TASK DIRECTIONS -> Look for the word "Cande" in the records, and copy each line where it appears.

Top of ENTRIES SUPPLIED

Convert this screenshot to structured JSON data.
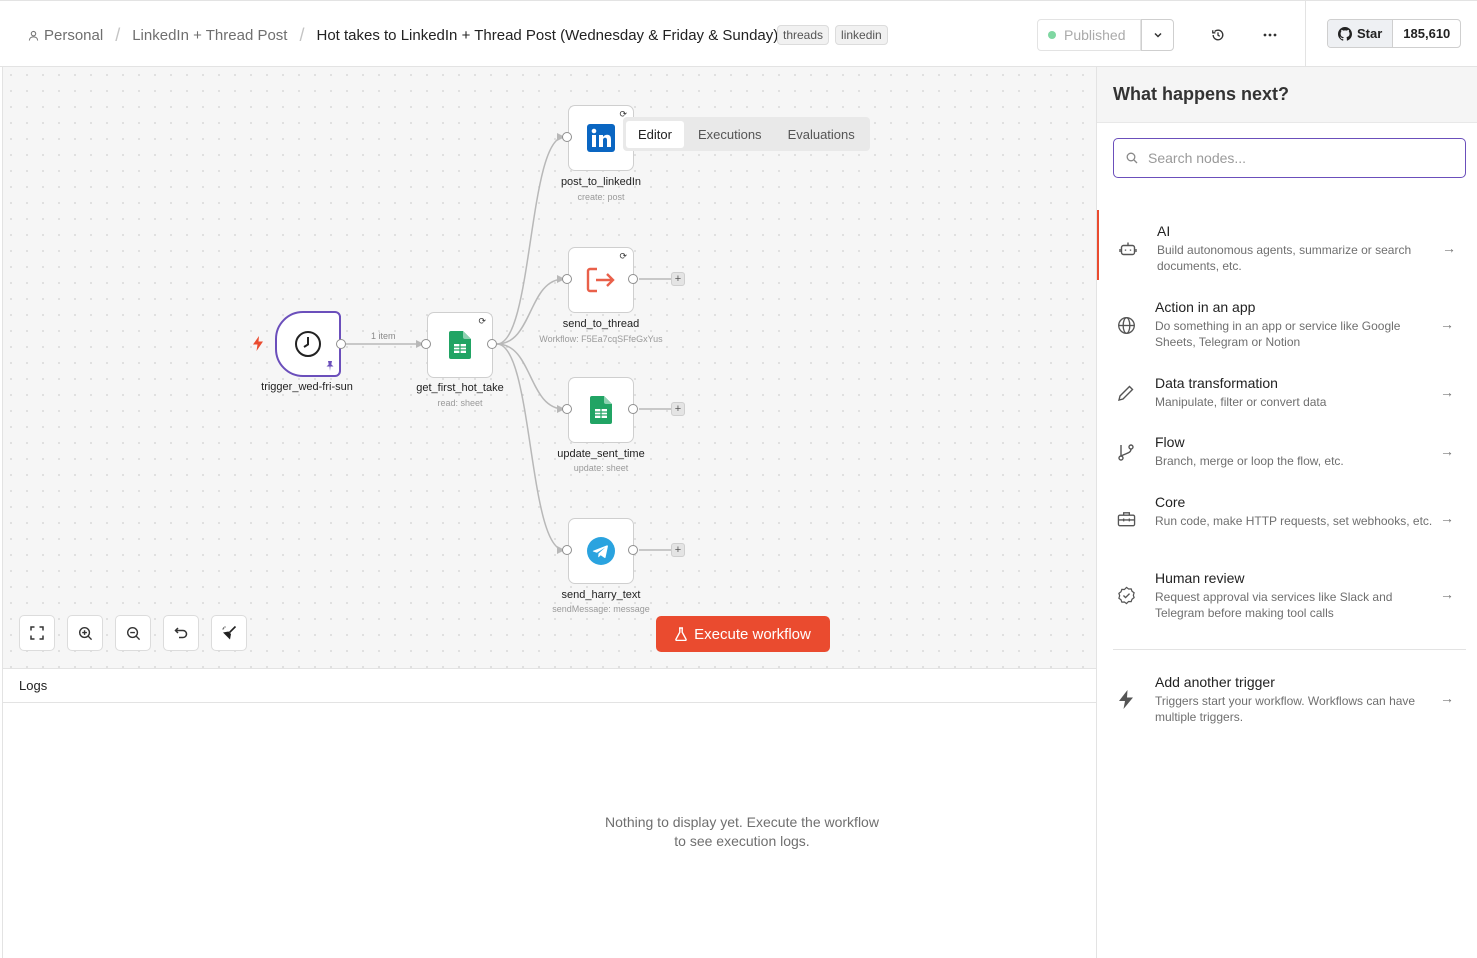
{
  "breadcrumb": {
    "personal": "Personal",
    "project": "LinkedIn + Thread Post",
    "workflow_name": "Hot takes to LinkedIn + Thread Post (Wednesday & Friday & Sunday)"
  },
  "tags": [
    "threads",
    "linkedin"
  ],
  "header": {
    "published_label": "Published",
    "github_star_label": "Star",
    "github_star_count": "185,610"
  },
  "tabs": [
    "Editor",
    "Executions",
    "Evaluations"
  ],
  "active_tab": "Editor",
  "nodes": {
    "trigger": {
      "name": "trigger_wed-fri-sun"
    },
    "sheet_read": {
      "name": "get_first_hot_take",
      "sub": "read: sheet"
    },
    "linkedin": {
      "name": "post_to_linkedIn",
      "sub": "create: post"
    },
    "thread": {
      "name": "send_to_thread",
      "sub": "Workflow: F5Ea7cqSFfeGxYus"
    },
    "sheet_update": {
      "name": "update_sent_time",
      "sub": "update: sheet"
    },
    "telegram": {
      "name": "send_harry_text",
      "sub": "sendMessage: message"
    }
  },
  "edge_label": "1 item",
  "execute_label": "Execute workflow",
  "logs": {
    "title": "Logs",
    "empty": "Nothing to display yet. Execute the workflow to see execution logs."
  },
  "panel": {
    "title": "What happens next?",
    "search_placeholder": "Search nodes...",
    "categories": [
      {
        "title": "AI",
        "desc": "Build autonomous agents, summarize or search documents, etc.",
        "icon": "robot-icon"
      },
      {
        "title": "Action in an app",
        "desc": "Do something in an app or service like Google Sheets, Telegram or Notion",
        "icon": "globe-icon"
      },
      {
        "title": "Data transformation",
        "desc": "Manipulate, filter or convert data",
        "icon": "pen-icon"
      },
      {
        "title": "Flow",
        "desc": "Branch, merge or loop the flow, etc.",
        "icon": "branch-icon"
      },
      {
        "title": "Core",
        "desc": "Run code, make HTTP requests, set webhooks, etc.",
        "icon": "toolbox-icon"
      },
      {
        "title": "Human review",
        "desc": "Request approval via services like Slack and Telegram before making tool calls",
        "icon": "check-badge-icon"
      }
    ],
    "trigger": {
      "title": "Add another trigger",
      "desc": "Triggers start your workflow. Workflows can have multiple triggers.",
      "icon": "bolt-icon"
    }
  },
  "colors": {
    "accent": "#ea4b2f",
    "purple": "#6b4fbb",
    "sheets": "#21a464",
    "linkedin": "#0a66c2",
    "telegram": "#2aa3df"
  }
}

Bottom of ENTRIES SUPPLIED
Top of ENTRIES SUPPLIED

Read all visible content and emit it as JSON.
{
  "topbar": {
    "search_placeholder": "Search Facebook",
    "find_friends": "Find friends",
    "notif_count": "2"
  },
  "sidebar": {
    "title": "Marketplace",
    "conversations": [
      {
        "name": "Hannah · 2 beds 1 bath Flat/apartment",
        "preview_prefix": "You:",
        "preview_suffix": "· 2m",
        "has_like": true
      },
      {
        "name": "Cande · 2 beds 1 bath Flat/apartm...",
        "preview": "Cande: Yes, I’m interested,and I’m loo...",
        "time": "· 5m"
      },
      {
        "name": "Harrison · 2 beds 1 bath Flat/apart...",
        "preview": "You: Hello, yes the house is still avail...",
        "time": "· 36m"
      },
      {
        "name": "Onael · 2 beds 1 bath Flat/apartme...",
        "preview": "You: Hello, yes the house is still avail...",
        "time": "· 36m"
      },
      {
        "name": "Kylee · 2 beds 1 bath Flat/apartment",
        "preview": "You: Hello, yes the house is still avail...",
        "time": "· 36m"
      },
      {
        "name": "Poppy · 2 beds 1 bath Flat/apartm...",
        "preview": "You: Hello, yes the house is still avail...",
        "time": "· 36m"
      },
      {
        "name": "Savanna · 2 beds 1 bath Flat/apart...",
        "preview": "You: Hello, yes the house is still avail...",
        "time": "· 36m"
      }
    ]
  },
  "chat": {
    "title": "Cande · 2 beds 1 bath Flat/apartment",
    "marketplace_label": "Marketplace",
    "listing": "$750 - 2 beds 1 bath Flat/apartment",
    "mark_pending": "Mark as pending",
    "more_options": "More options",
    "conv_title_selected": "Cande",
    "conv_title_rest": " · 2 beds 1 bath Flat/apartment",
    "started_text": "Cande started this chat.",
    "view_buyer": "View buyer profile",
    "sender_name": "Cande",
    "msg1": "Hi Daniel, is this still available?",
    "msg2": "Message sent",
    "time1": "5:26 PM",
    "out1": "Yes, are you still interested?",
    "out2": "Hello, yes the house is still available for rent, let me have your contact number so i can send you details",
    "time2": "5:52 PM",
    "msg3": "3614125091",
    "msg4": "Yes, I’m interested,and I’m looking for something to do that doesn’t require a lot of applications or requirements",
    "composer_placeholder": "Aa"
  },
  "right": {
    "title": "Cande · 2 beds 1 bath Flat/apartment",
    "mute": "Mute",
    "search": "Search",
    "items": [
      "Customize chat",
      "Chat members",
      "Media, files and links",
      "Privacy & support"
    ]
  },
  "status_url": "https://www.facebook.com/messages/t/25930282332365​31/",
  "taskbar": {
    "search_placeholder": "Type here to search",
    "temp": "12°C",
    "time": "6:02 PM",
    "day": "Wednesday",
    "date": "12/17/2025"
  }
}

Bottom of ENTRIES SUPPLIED
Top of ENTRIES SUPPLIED

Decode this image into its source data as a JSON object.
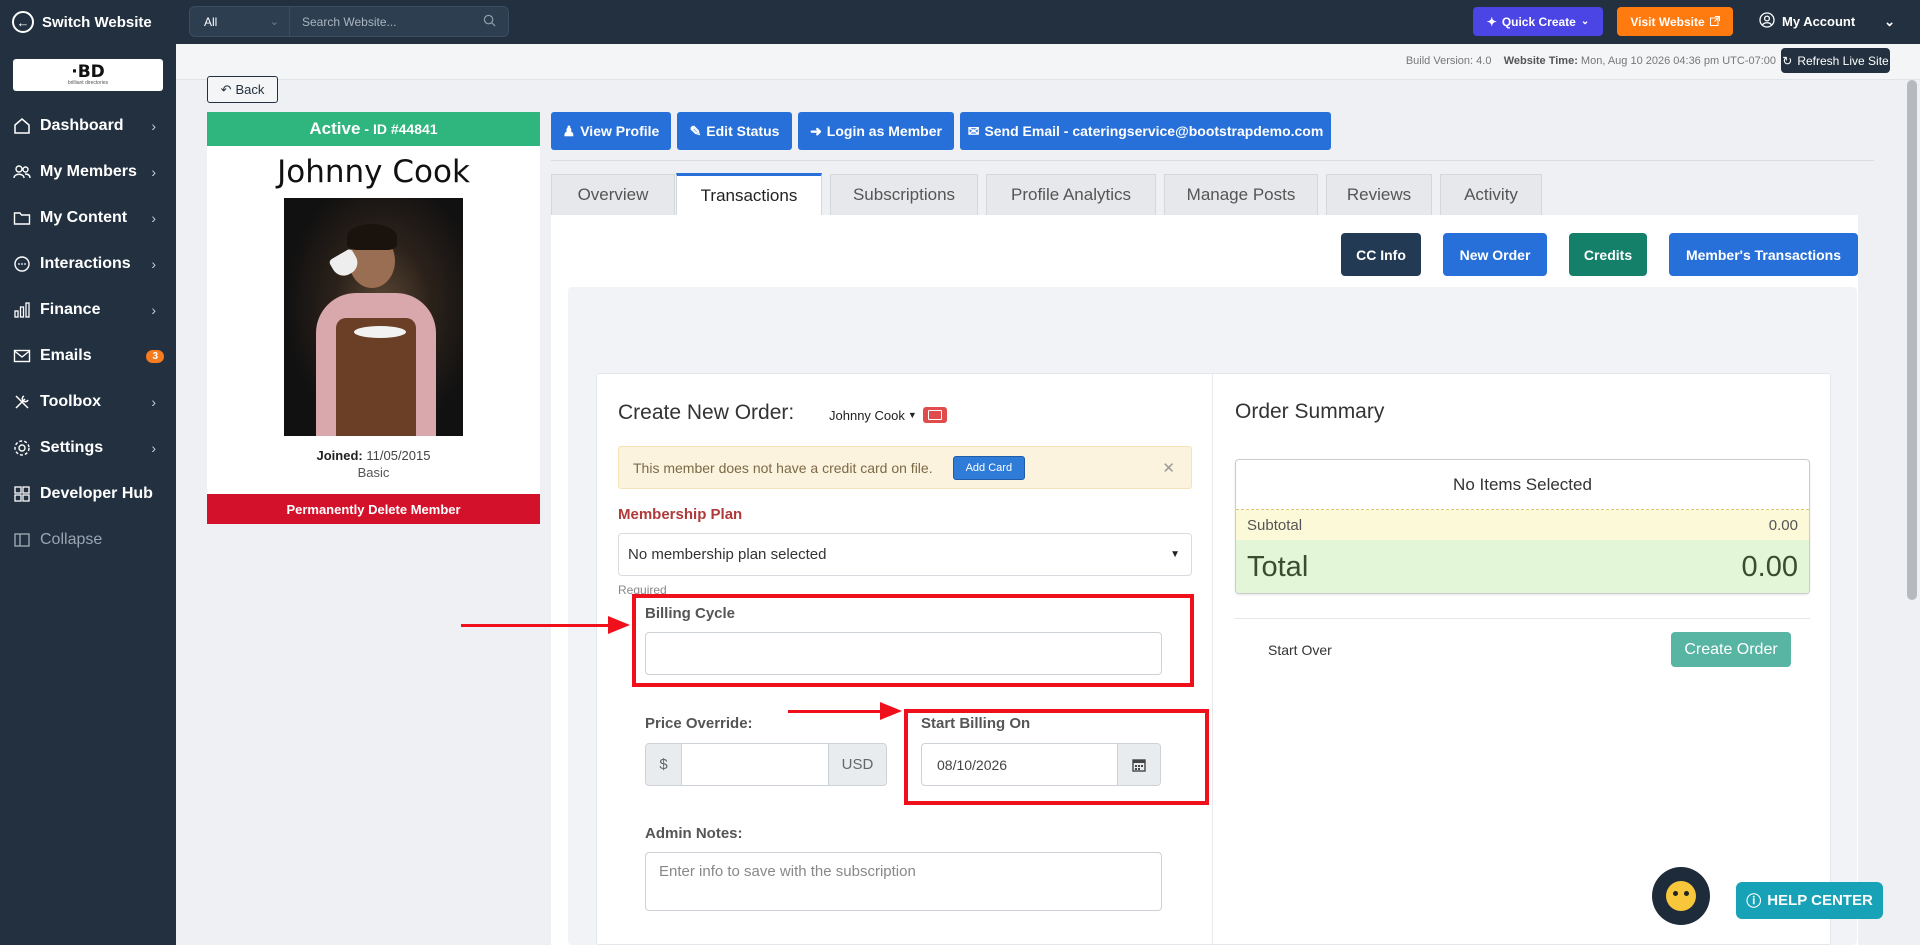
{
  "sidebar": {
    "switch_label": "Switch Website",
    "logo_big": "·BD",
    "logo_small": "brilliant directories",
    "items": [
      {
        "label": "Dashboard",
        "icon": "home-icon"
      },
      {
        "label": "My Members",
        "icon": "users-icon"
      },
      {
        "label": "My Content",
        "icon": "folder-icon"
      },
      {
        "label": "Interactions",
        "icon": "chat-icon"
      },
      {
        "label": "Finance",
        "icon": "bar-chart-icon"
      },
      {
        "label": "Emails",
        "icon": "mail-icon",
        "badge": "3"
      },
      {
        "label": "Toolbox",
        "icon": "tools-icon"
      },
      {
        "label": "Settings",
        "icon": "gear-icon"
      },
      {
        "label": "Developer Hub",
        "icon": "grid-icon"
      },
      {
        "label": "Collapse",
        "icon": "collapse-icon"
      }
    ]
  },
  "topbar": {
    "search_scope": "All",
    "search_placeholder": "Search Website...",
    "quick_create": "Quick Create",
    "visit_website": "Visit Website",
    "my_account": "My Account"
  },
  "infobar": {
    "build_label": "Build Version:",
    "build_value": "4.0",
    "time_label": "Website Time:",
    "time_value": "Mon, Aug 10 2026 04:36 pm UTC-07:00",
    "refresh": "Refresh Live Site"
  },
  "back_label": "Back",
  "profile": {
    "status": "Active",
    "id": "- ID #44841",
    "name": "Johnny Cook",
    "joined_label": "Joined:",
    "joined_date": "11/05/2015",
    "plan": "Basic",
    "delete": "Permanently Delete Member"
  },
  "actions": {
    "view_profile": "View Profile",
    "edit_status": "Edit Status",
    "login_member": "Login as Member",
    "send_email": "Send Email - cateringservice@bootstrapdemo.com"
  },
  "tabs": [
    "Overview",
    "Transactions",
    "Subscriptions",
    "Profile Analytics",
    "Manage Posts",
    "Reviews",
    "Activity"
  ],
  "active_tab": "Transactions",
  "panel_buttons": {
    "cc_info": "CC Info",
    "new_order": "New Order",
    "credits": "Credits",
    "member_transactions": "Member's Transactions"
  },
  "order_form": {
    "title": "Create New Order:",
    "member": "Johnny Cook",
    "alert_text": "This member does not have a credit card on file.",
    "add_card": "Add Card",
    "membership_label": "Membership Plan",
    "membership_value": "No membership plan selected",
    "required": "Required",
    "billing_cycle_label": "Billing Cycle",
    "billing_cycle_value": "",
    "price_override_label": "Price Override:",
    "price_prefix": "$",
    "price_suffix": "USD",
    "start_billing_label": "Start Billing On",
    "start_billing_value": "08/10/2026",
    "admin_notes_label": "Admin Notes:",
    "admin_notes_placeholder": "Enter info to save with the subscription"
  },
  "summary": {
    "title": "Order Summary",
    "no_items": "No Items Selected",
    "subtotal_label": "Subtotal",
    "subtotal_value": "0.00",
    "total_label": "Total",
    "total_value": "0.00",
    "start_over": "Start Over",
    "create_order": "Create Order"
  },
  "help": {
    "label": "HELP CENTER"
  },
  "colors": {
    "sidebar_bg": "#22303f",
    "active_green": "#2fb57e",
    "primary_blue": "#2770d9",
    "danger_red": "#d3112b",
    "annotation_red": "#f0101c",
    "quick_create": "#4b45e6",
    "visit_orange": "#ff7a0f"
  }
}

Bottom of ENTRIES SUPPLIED

EXERCISE OUTPUT ->
        "name": "Cande · 2 beds 1 bath Flat/apartm...",
        "preview": "Cande: Yes, I’m interested,and I’m loo...",
    "title": "Cande · 2 beds 1 bath Flat/apartment",
    "conv_title_selected": "Cande",
    "started_text": "Cande started this chat.",
    "sender_name": "Cande",
    "title": "Cande · 2 beds 1 bath Flat/apartment",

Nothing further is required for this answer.